INSTRUCTIONS FOR THE TASK
Below are the records. Gather each line that holds "ああああああああああ".

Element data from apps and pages
________
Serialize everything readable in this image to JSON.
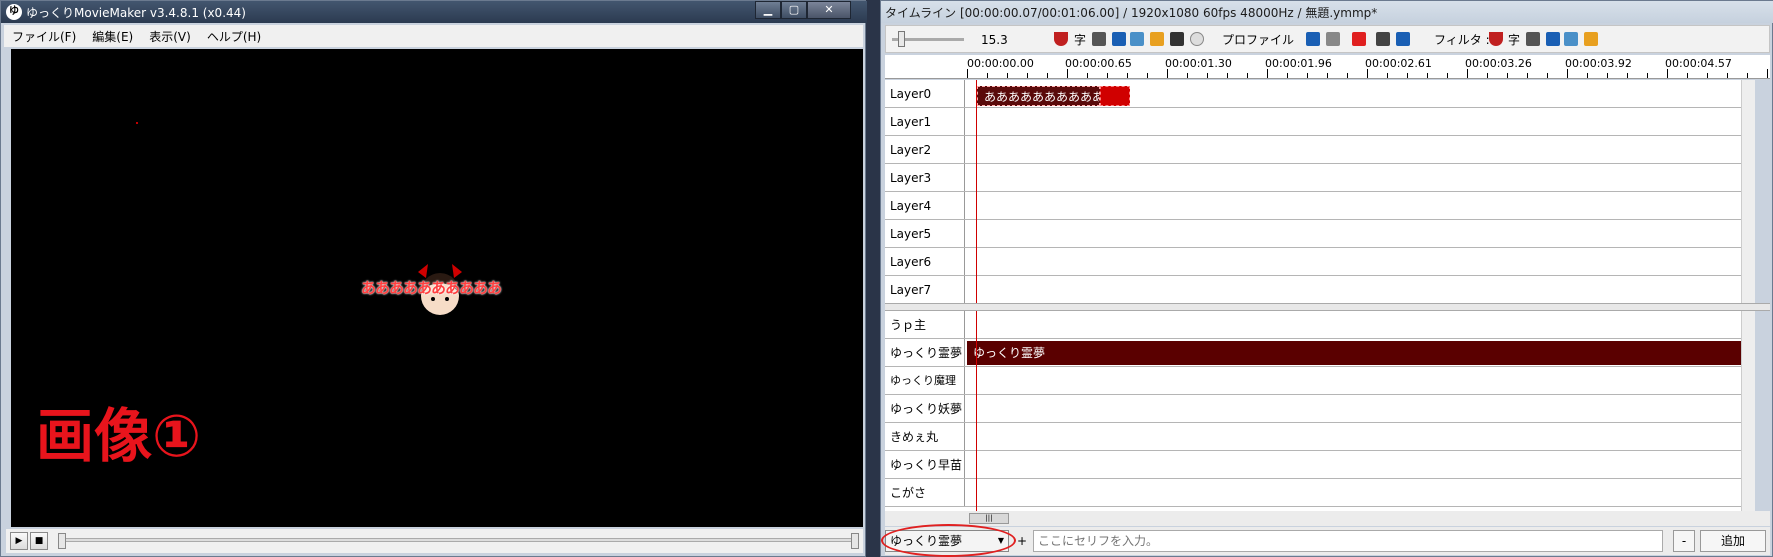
{
  "left_window": {
    "title": "ゆっくりMovieMaker v3.4.8.1 (x0.44)",
    "app_icon": "ゆ",
    "menu": [
      "ファイル(F)",
      "編集(E)",
      "表示(V)",
      "ヘルプ(H)"
    ],
    "preview_text": "ああああああああああ",
    "annotation": "画像①",
    "play_icon": "▶",
    "stop_icon": "■"
  },
  "window_buttons": {
    "minimize": "▁",
    "maximize": "▢",
    "close": "✕"
  },
  "right_window": {
    "title": "タイムライン [00:00:00.07/00:01:06.00] / 1920x1080 60fps 48000Hz / 無題.ymmp*",
    "zoom_value": "15.3",
    "toolbar": {
      "char_label": "字",
      "profile_label": "プロファイル",
      "filter_label": "フィルタ :"
    },
    "ruler_ticks": [
      "00:00:00.00",
      "00:00:00.65",
      "00:00:01.30",
      "00:00:01.96",
      "00:00:02.61",
      "00:00:03.26",
      "00:00:03.92",
      "00:00:04.57"
    ],
    "layers": [
      "Layer0",
      "Layer1",
      "Layer2",
      "Layer3",
      "Layer4",
      "Layer5",
      "Layer6",
      "Layer7"
    ],
    "layer0_clip": "ああああああああああ",
    "voices": [
      "うｐ主",
      "ゆっくり霊夢",
      "ゆっくり魔理沙",
      "ゆっくり妖夢",
      "きめぇ丸",
      "ゆっくり早苗",
      "こがさ"
    ],
    "voice_clip": "ゆっくり霊夢",
    "bottom": {
      "selected_character": "ゆっくり霊夢",
      "plus": "+",
      "input_placeholder": "ここにセリフを入力。",
      "minus": "-",
      "add": "追加"
    }
  },
  "colors": {
    "clip_dark_red": "#5a0000",
    "accent_red": "#d00000",
    "annotation_red": "#e8141c"
  }
}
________
EXERCISE OUTPUT
    "preview_text": "ああああああああああ",
    "layer0_clip": "ああああああああああ",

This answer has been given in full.